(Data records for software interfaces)
• • • • •
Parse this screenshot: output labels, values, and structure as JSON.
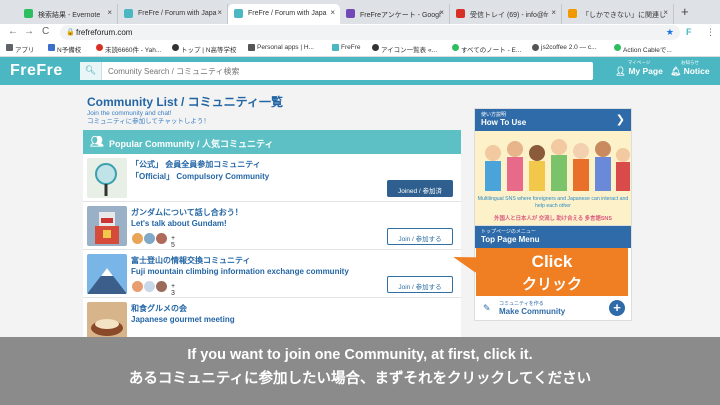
{
  "browser": {
    "tabs": [
      {
        "label": "検索結果 - Evernote",
        "color": "#2dbe60"
      },
      {
        "label": "FreFre / Forum with Japa",
        "color": "#4ab7c2"
      },
      {
        "label": "FreFre / Forum with Japa",
        "color": "#4ab7c2"
      },
      {
        "label": "FreFreアンケート - Googl",
        "color": "#7248b9"
      },
      {
        "label": "受信トレイ (69) - info@fr",
        "color": "#d93025"
      },
      {
        "label": "「しかできない」に関連し",
        "color": "#f29900"
      }
    ],
    "new_tab_glyph": "+",
    "close_glyph": "×",
    "url": "frefreforum.com",
    "back_glyph": "←",
    "forward_glyph": "→",
    "reload_glyph": "C",
    "bookmarks": [
      {
        "label": "アプリ",
        "color": "#5f6368"
      },
      {
        "label": "N予備校",
        "color": "#3b6fc9"
      },
      {
        "label": "未読6660件 - Yah...",
        "color": "#d93025"
      },
      {
        "label": "トップ | N高等学校",
        "color": "#333333"
      },
      {
        "label": "Personal apps | H...",
        "color": "#555555"
      },
      {
        "label": "FreFre",
        "color": "#4ab7c2"
      },
      {
        "label": "アイコン一覧表 «...",
        "color": "#333333"
      },
      {
        "label": "すべてのノート - E...",
        "color": "#2dbe60"
      },
      {
        "label": "js2coffee 2.0 — c...",
        "color": "#555555"
      },
      {
        "label": "Action Cableで...",
        "color": "#2dbe60"
      }
    ]
  },
  "header": {
    "logo": "FreFre",
    "search_placeholder": "Comunity Search / コミュニティ検索",
    "my_page_sub": "マイページ",
    "my_page": "My Page",
    "notice_sub": "お知らせ",
    "notice": "Notice"
  },
  "main": {
    "title": "Community List / コミュニティ一覧",
    "subtitle_en": "Join the community and chat!",
    "subtitle_jp": "コミュニティに参加してチャットしよう！",
    "popular_heading": "Popular Community / 人気コミュニティ",
    "communities": [
      {
        "jp": "「公式」 会員全員参加コミュニティ",
        "en": "「Official」 Compulsory Community",
        "members": "",
        "button": "Joined / 参加済",
        "joined": true
      },
      {
        "jp": "ガンダムについて話し合おう！",
        "en": "Let's talk about Gundam!",
        "members": "+ 5",
        "button": "Join / 参加する",
        "joined": false
      },
      {
        "jp": "富士登山の情報交換コミュニティ",
        "en": "Fuji mountain climbing information exchange community",
        "members": "+ 3",
        "button": "Join / 参加する",
        "joined": false
      },
      {
        "jp": "和食グルメの会",
        "en": "Japanese gourmet meeting",
        "members": "",
        "button": "",
        "joined": false
      }
    ]
  },
  "sidebar": {
    "howto_sub": "使い方説明",
    "howto": "How To Use",
    "howto_caption_en": "Multilingual SNS where foreigners and Japanese can interact and help each other",
    "howto_caption_jp": "外国人と日本人が 交流し 助け合える 多言語SNS",
    "topmenu_sub": "トップページのメニュー",
    "topmenu": "Top Page Menu",
    "make_sub": "コミュニティを作る",
    "make": "Make Community"
  },
  "callout": {
    "line1": "Click",
    "line2": "クリック",
    "color": "#f07f24"
  },
  "caption": {
    "line1": "If you want to join one Community, at first, click it.",
    "line2": "あるコミュニティに参加したい場合、まずそれをクリックしてください"
  },
  "colors": {
    "brand": "#4ab7c2",
    "link": "#2466a5",
    "joined_button": "#2e5f8e"
  }
}
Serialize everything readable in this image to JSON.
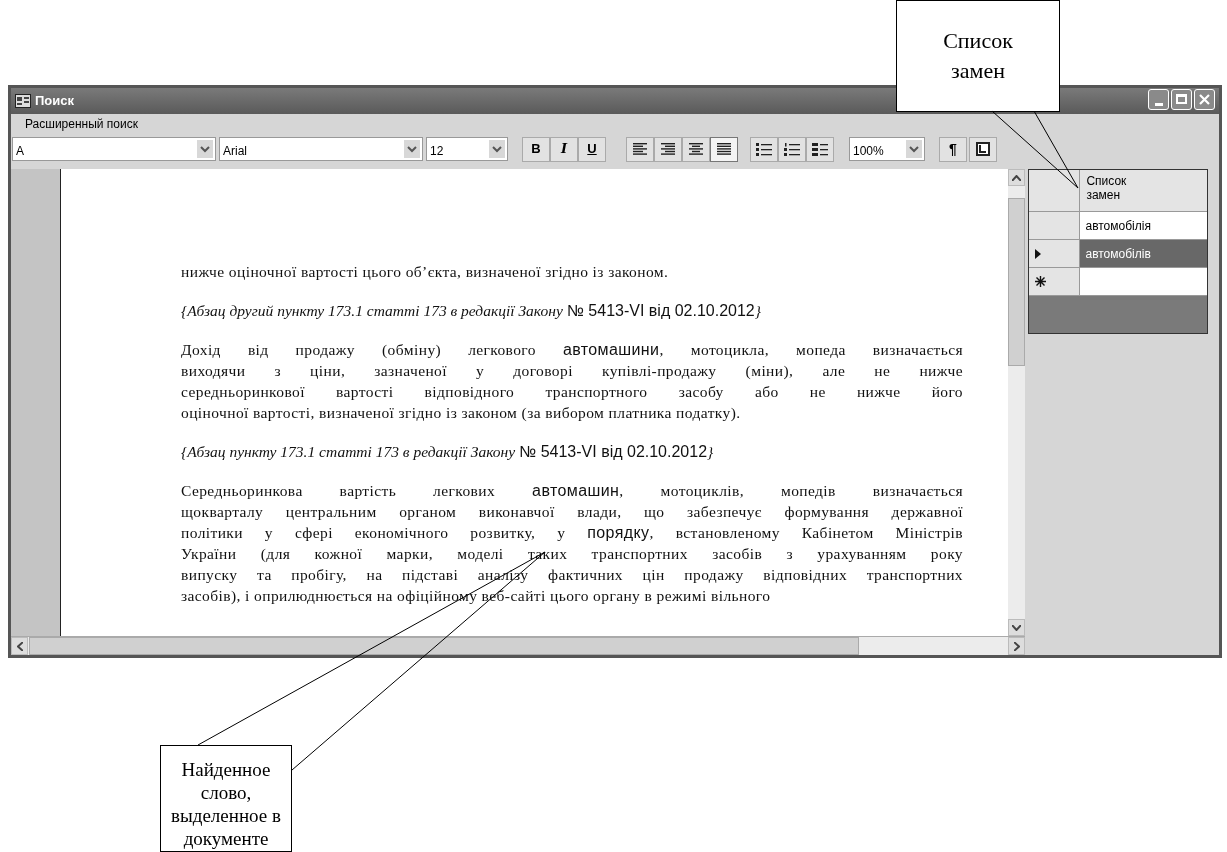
{
  "window": {
    "title": "Поиск"
  },
  "menu": [
    {
      "label": "Расширенный поиск"
    }
  ],
  "toolbar": {
    "style": "A",
    "font": "Arial",
    "size": "12",
    "zoom": "100%",
    "format_buttons": [
      {
        "kind": "bold",
        "label": "B"
      },
      {
        "kind": "italic",
        "label": "I"
      },
      {
        "kind": "underline",
        "label": "U"
      }
    ],
    "align_buttons": [
      {
        "kind": "left",
        "selected": false
      },
      {
        "kind": "right",
        "selected": false
      },
      {
        "kind": "center",
        "selected": false
      },
      {
        "kind": "justify",
        "selected": true
      }
    ],
    "list_buttons": [
      {
        "kind": "bullets"
      },
      {
        "kind": "numbers"
      },
      {
        "kind": "outline"
      }
    ],
    "pilcrow": "¶"
  },
  "document": {
    "paragraphs": [
      {
        "kind": "body",
        "lines": [
          [
            {
              "kind": "serif",
              "text": "нижче оціночної вартості цього об’єкта, визначеної згідно із законом."
            }
          ]
        ]
      },
      {
        "kind": "note",
        "lines": [
          [
            {
              "kind": "italic",
              "text": "{Абзац другий пункту 173.1 статті 173 в редакції Закону "
            },
            {
              "kind": "sans",
              "text": "№ 5413-VI від 02.10.2012"
            },
            {
              "kind": "italic",
              "text": "}"
            }
          ]
        ]
      },
      {
        "kind": "body",
        "lines": [
          [
            {
              "kind": "serif",
              "text": "Дохід від продажу (обміну) легкового "
            },
            {
              "kind": "sans",
              "text": "автомашини"
            },
            {
              "kind": "serif",
              "text": ", мотоцикла, мопеда визначається"
            }
          ],
          [
            {
              "kind": "serif",
              "text": "виходячи з ціни, зазначеної у договорі купівлі-продажу (міни), але не нижче"
            }
          ],
          [
            {
              "kind": "serif",
              "text": "середньоринкової вартості відповідного транспортного засобу або не нижче його"
            }
          ],
          [
            {
              "kind": "serif",
              "text": "оціночної вартості, визначеної згідно із законом (за вибором платника податку)."
            }
          ]
        ]
      },
      {
        "kind": "note",
        "lines": [
          [
            {
              "kind": "italic",
              "text": "{Абзац пункту 173.1 статті 173 в редакції Закону "
            },
            {
              "kind": "sans",
              "text": "№ 5413-VI від 02.10.2012"
            },
            {
              "kind": "italic",
              "text": "}"
            }
          ]
        ]
      },
      {
        "kind": "body",
        "lines": [
          [
            {
              "kind": "serif",
              "text": "Середньоринкова вартість легкових "
            },
            {
              "kind": "sans",
              "text": "автомашин"
            },
            {
              "kind": "serif",
              "text": ", мотоциклів, мопедів визначається"
            }
          ],
          [
            {
              "kind": "serif",
              "text": "щокварталу центральним органом виконавчої влади, що забезпечує формування державної"
            }
          ],
          [
            {
              "kind": "serif",
              "text": "політики у сфері економічного розвитку, у "
            },
            {
              "kind": "sans",
              "text": "порядку"
            },
            {
              "kind": "serif",
              "text": ", встановленому Кабінетом Міністрів"
            }
          ],
          [
            {
              "kind": "serif",
              "text": "України (для кожної марки, моделі таких транспортних засобів з урахуванням року"
            }
          ],
          [
            {
              "kind": "serif",
              "text": "випуску та пробігу, на підставі аналізу фактичних цін продажу відповідних транспортних"
            }
          ],
          [
            {
              "kind": "serif",
              "text": "засобів), і оприлюднюється на офіційному веб-сайті цього органу в режимі вільного"
            }
          ]
        ]
      }
    ]
  },
  "replacements": {
    "header": "Список замен",
    "rows": [
      {
        "kind": "item",
        "value": "автомобілія",
        "selected": false
      },
      {
        "kind": "item",
        "value": "автомобілів",
        "selected": true
      },
      {
        "kind": "new"
      }
    ]
  },
  "callouts": [
    {
      "text": "Список замен"
    },
    {
      "text": "Найденное слово, выделенное в документе"
    }
  ]
}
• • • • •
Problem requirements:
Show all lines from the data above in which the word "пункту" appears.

Exercise answer:
              "text": "{Абзац другий пункту 173.1 статті 173 в редакції Закону "
              "text": "{Абзац пункту 173.1 статті 173 в редакції Закону "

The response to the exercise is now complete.